When listing a range of dates or times, it is preferred to use the word “to” unless space is limited.

  • The party will take place from 2 to 3 p.m., not 2–3 p.m.
  • Don’t forget, always omit the first p.m. if both times are in the afternoon/evening. Make sure not to capitalize AM or PM and to use periods.

2. Capitalization of administrative titles

Administrative titles should only be capitalized if they are used before the person’s name.

  • Professor John Brown
  • Dean Mitzi Montoya
  • John Brown, a professor of psychology in the College of Liberal Arts

3. Describing alumni

Be sure to use the correct word, depending on whom you are speaking about:

Alumna: feminine singular

Alumnae: feminine plural

Alumnus: male or nonspecific gender singular

Alumni: masculine or mixed-gender plural

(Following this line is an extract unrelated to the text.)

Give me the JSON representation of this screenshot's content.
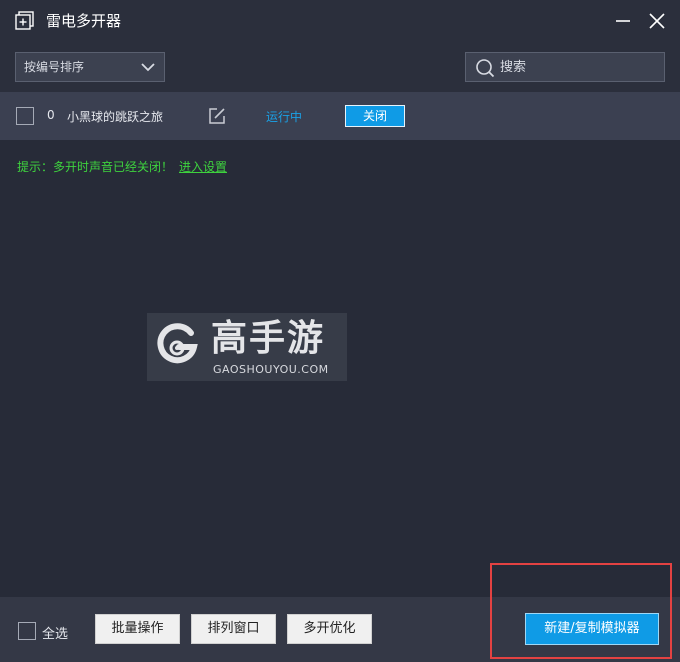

Alumnx: gender-neutral

Also, don’t use “alum.” AP considers it an informal version more often used in showbiz stories: She’s an alum of “Saturday Night Live.”

4. Off campus, on campus

Hyphenate when using as an adjective, not as an adverb.

  • Off-campus housing fills up quickly in the summer. Act fast!
  • She is planning to find housing off campus next term.

5. Website

One word, not capitalized. Nor is “internet” capitalized, and “email” is one word. These are changes AP has made to the stylebook in recent years. So you can toss the 2002 edition of the stylebook from your college days.

 6. Résumé

To avoid confusion with resume, the accent marks are necessary.

 7. Capitalizing majors and colleges

Majors should not be capitalized unless they are a proper noun:

  • He majored in English, not civil engineering.

When mentioning the full title of a university unit, capitalize it. Otherwise, keep it lowercase.

  • As part of her course work in economics in the College of Liberal Arts, Amy experimented with financial models.
  • As part of her Bachelor of Arts in Economics, Amy experimented with financial models.
  • Later today, we will attend a meeting with admissions representatives.
  • Later today, we will attend a meeting at the Office of Admissions.

8. Course work

Two words, not coursework

 9. Farther/further

Farther = physical distance

Further = figurative distance

  • He ran farther than anyone else.
  • We will further discuss the situation.

10. Numbers

All numbers under ten are spelled out. Beginning with the number 10, use the numerical version.

Bonus tip: Oregon State University vs. OSU

As part of our editorial style, it is preferred to spell out Oregon State, rather than using OSU. Because other institutions use the same initials, this best practice can help prevent confusion.

Use Oregon State University on first reference, followed by Oregon State throughout the remainder of the piece. OSU can be used, however, in instances where it is part of a formal name (e.g., OSU-Cascades, OSU Extension Service, OSU Foundation, OSU Alumni Association).